Microsoft bought Yammer primarily to boost the ESN features in its all-purpose and ubiquitous SharePoint enterprise collaboration server, which has an on-premises version and a cloud-based version called SharePoint Online that is part of the broader cloud email and collaboration suite Office 365. The newest on-premises version is called SharePoint 2013.
Integration of Yammer and SharePoint is grinding along and will take probably two years to complete. In March, Microsoft offered an integration road map that calls for Office 365 customers to get the option this summer to replace SharePoint Online's activity-stream component with Yammer's, a modest, basic first integration point.

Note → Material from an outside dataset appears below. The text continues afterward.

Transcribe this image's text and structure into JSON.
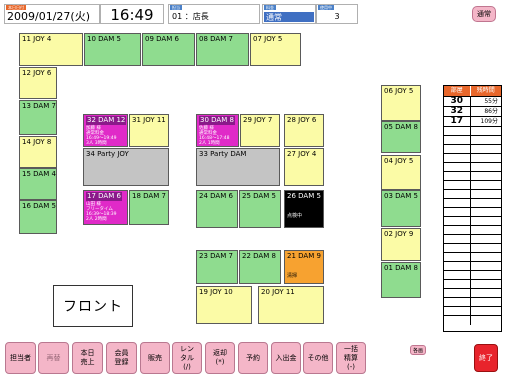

Also by this summer, Microsoft will deliver a Yammer application that will let users embed a Yammer group feed into a SharePoint site. This Yammer application, which will be available in the SharePoint app store, will work both with SharePoint Online and with SharePoint 2013 servers installed on a customer's premises. Microsoft will also make it possible for customers to replace the newsfeed in SharePoint 2013 servers installed on premise.
Later in the year, the integration will deepen with a single sign-on and the inclusion of Yammer in the Office 365 interface. Yammer will also gain integration with Office Web Apps, the browser-based version of the Office productivity suite, before the end of the year.

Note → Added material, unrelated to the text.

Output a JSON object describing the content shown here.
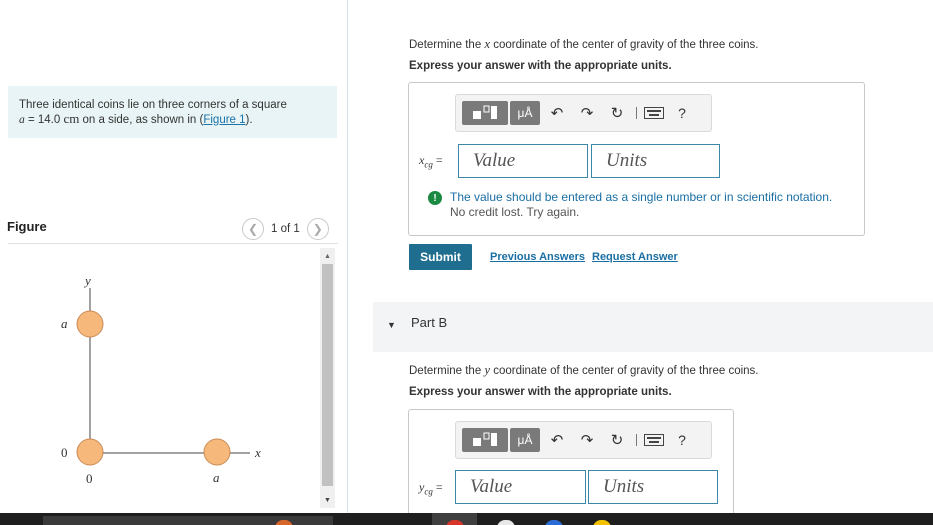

Next year, Office 365 customers can expect integration between Yammer and other Office 365 components beyond SharePoint, such as Lync and Exchange. Yammer is already being integrated with Microsoft Dynamics enterprise software.
Juan Carlos Perez covers enterprise communication/collaboration suites, operating systems, browsers and general technology breaking news for The IDG News Service. Follow Juan on Twitter at @JuanCPerezIDG.